Every day Poets & Writers Magazine scans the headlines—from publishing reports to academic announcements to literary dispatches—for all the news that creative writers need to know. Here are today’s stories:
Two Sylvia Plath scholars have discovered two unknown poems by the poet, “To a Refractory Santa Claus” and “Megrims,” both written in 1956. The pair also found several unknown poems by Plath’s husband, Ted Hughes, as well as unseen photos of the couple. (Guardian)
U2 has been projecting poetry onstage during the revival tour of their 1987 album, Joshua Tree, which kicked off earlier this month. A fan website reports that the band has displayed poems by Rita Dove, Yusef Komunyakaa, Elizabeth Alexander, Lucille Clifton, Walt Whitman, Naomi Shihab Nye, and Alberto Ríos. (UVA Today)

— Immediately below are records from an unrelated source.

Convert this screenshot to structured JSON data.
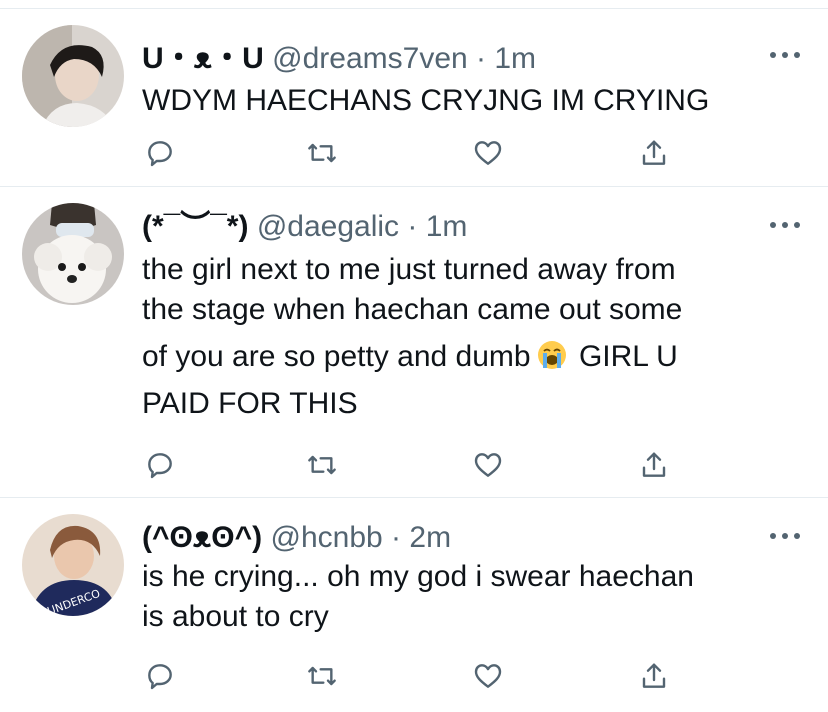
{
  "tweets": [
    {
      "display_name": "U・ᴥ・U",
      "handle": "@dreams7ven",
      "time": "1m",
      "lines": [
        "WDYM HAECHANS CRYJNG IM CRYING"
      ],
      "avatar": "avatar-boy-dark-hair"
    },
    {
      "display_name": "(*¯︶¯*)",
      "handle": "@daegalic",
      "time": "1m",
      "lines": [
        "the girl next to me just turned away from",
        "the stage when haechan came out some",
        "of you are so petty and dumb",
        "GIRL U",
        "PAID FOR THIS"
      ],
      "emoji": "loudly-crying-face-emoji",
      "avatar": "avatar-white-puppy"
    },
    {
      "display_name": "(^ʘᴥʘ^)",
      "handle": "@hcnbb",
      "time": "2m",
      "lines": [
        "is he crying... oh my god i swear haechan",
        "is about to cry"
      ],
      "avatar": "avatar-boy-navy-hoodie"
    }
  ],
  "separator": "·",
  "icons": {
    "reply": "reply-icon",
    "retweet": "retweet-icon",
    "like": "heart-icon",
    "share": "share-icon",
    "more": "more-icon"
  },
  "colors": {
    "text": "#0f1419",
    "secondary": "#536471",
    "divider": "#e6ecf0"
  }
}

The Los Angeles Times goes inside the Ripped Bodice, the only U.S. bookstore that exclusively sells romance books. Sisters Bea and Leah Koch opened the store in Los Angeles in March 2016 after raising $90,000 on Kickstarter.

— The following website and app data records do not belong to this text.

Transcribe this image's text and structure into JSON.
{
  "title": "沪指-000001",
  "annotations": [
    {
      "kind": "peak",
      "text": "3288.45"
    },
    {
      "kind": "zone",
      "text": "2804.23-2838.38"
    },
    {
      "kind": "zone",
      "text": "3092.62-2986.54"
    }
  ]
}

Hisham Matar has won the Rathbones Folio Prize for his memoir, The Return: Fathers, Sons, and the Land in Between. The annual £20,000 prize, formerly known as the Folio Prize and given exclusively to fiction books, is now given for a book in any genre written in English and published in the United Kingdom in the previous year.
Ed Caesar reports on the vigil held on Tuesday in Manchester for the twenty-two people who died in the bombing outside the Ariana Grande concert on Monday night, and how poet Tony Walsh held thousands rapt with the reading of his poem “This Is the Place.” (New Yorker)
Amazon Books opens today in New York City in Columbus Circle. A second brick-and-mortar Amazon store, located across the street from the Empire State Building, is in the works. (Publishers Weekly)
Poet Brian Sonia-Wallace has been named the inaugural Mall of America writer-in-residence. Sonia-Wallace will spend five days in the mall in June and write twenty-five poems a day inspired by the mall. (Star Tribune)
The Atlantic explores why sales have dropped at Marvel—not because readers are unwilling to read comics with diverse characters, as one Marvel executive suggested back in March—but because the company floods the market with new and relaunched series, creates inconsistent series by constantly reassigning its artists, and inadequately markets new titles.